**EXERCISE INPUTS**:
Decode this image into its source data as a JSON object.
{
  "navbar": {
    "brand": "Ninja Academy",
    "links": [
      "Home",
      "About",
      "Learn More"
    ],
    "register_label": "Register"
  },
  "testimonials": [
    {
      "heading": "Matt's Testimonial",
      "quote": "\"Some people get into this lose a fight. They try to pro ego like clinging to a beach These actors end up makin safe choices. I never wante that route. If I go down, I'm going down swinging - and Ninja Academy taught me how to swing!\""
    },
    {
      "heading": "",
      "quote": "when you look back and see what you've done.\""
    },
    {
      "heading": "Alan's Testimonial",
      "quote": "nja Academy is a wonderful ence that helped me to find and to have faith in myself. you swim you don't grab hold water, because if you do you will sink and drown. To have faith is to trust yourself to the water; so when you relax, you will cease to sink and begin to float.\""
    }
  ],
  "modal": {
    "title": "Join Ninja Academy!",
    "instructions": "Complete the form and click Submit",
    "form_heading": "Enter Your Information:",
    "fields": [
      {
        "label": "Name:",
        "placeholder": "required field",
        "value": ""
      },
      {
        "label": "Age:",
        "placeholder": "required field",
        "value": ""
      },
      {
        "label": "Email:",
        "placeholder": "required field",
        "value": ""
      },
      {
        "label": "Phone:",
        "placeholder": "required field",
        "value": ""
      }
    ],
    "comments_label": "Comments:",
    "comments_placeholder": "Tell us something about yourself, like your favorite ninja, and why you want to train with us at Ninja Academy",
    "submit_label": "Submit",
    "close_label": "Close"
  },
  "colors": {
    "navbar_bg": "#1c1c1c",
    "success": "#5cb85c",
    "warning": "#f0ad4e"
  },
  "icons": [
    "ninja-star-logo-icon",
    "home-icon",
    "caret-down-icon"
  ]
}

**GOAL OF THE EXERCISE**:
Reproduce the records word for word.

**RESPONSE TO THIS EXERCISE**:
Decode this image into its source data as a JSON object.
{
  "navbar": {
    "brand": "Ninja Academy",
    "links": [
      "Home",
      "About",
      "Learn More"
    ],
    "register_label": "Register"
  },
  "testimonials": [
    {
      "heading": "Matt's Testimonial",
      "quote": "\"Some people get into this lose a fight. They try to pro ego like clinging to a beach These actors end up makin safe choices. I never wante that route. If I go down, I'm going down swinging - and Ninja Academy taught me how to swing!\""
    },
    {
      "heading": "",
      "quote": "when you look back and see what you've done.\""
    },
    {
      "heading": "Alan's Testimonial",
      "quote": "nja Academy is a wonderful ence that helped me to find and to have faith in myself. you swim you don't grab hold water, because if you do you will sink and drown. To have faith is to trust yourself to the water; so when you relax, you will cease to sink and begin to float.\""
    }
  ],
  "modal": {
    "title": "Join Ninja Academy!",
    "instructions": "Complete the form and click Submit",
    "form_heading": "Enter Your Information:",
    "fields": [
      {
        "label": "Name:",
        "placeholder": "required field",
        "value": ""
      },
      {
        "label": "Age:",
        "placeholder": "required field",
        "value": ""
      },
      {
        "label": "Email:",
        "placeholder": "required field",
        "value": ""
      },
      {
        "label": "Phone:",
        "placeholder": "required field",
        "value": ""
      }
    ],
    "comments_label": "Comments:",
    "comments_placeholder": "Tell us something about yourself, like your favorite ninja, and why you want to train with us at Ninja Academy",
    "submit_label": "Submit",
    "close_label": "Close"
  },
  "colors": {
    "navbar_bg": "#1c1c1c",
    "success": "#5cb85c",
    "warning": "#f0ad4e"
  },
  "icons": [
    "ninja-star-logo-icon",
    "home-icon",
    "caret-down-icon"
  ]
}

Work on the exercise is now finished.